But Not Every Place Observes Daylight Savings Time
Arizona and Hawaii do not observe DST. Neither do most U.S. territories, including Puerto Rico, Guam, American Samoa, the Northern Mariana Islands, and the U.S. Virgin Islands.
Surprise! Farmers Don’t Like It…
Although many people think DST was created to benefit farmers, farmers argued against its adoption in the 1960s and continue to call for its abolition today. Dairy farmers are opposed because cows are extremely sensitive to milking times. Additionally, grain is best harvested after morning dew has evaporated, which makes DST a hindrance to farmworkers.
But Many Businesses Love It
Retailers and companies in the sports, leisure, and tourism industries were early proponents of DST and continue to support it today. Having more daylight in the evening encourages people to go shopping and spend more time and money on outdoor activities. For instance, the National Golf Foundation once estimated that extending DST increased golf industry revenues from $200 million to $300 million. Companies that make outdoor grills and charcoal determined that they gained $200 million in sales with the extension of DST.

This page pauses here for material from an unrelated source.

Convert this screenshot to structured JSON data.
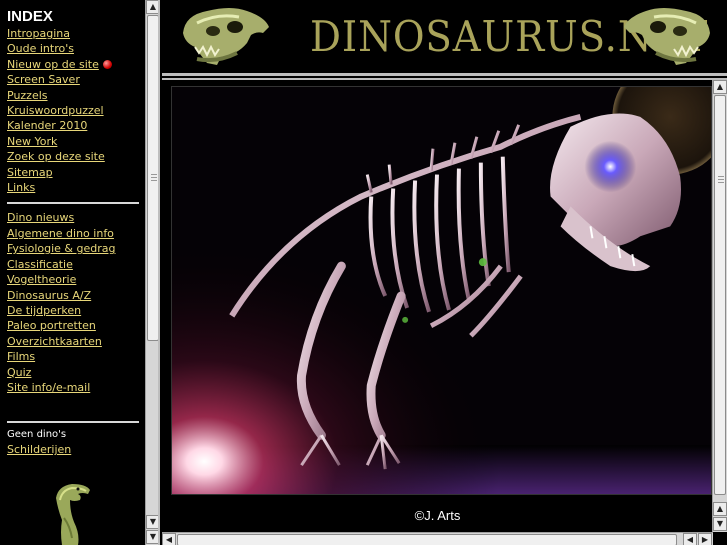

People sleep an average of 40 minutes less and there are 5.7% more injuries on the Monday after DST takes effect. Sleep cycles can take weeks to adapt to DST. Children have a particularly hard time adjusting to different sleep patterns.
It May Not Conserve Energy
Opinions are split on whether DST saves energy. DST was designed to help consumers take advantage of natural light and rely less on artificial light. Some studies have shown that DST reduces residential lighting costs, which
represent about 3.5 percent of total electric usage. However, other studies found that DST increases air conditioner use, which represents about 16.5 percent of electric usage.
Currently, 37 states have between one and nine DST-related bills on the legislative docket for 2019. Proposals range from studying the issue in more depth to abolishing Daylight Savings Time entirely. There is also a grassroots movement to abolish DST once and for all.
Let us know your feelings about DST. Do you enjoy its benefits or do you believe “it’s about time” to get rid of it?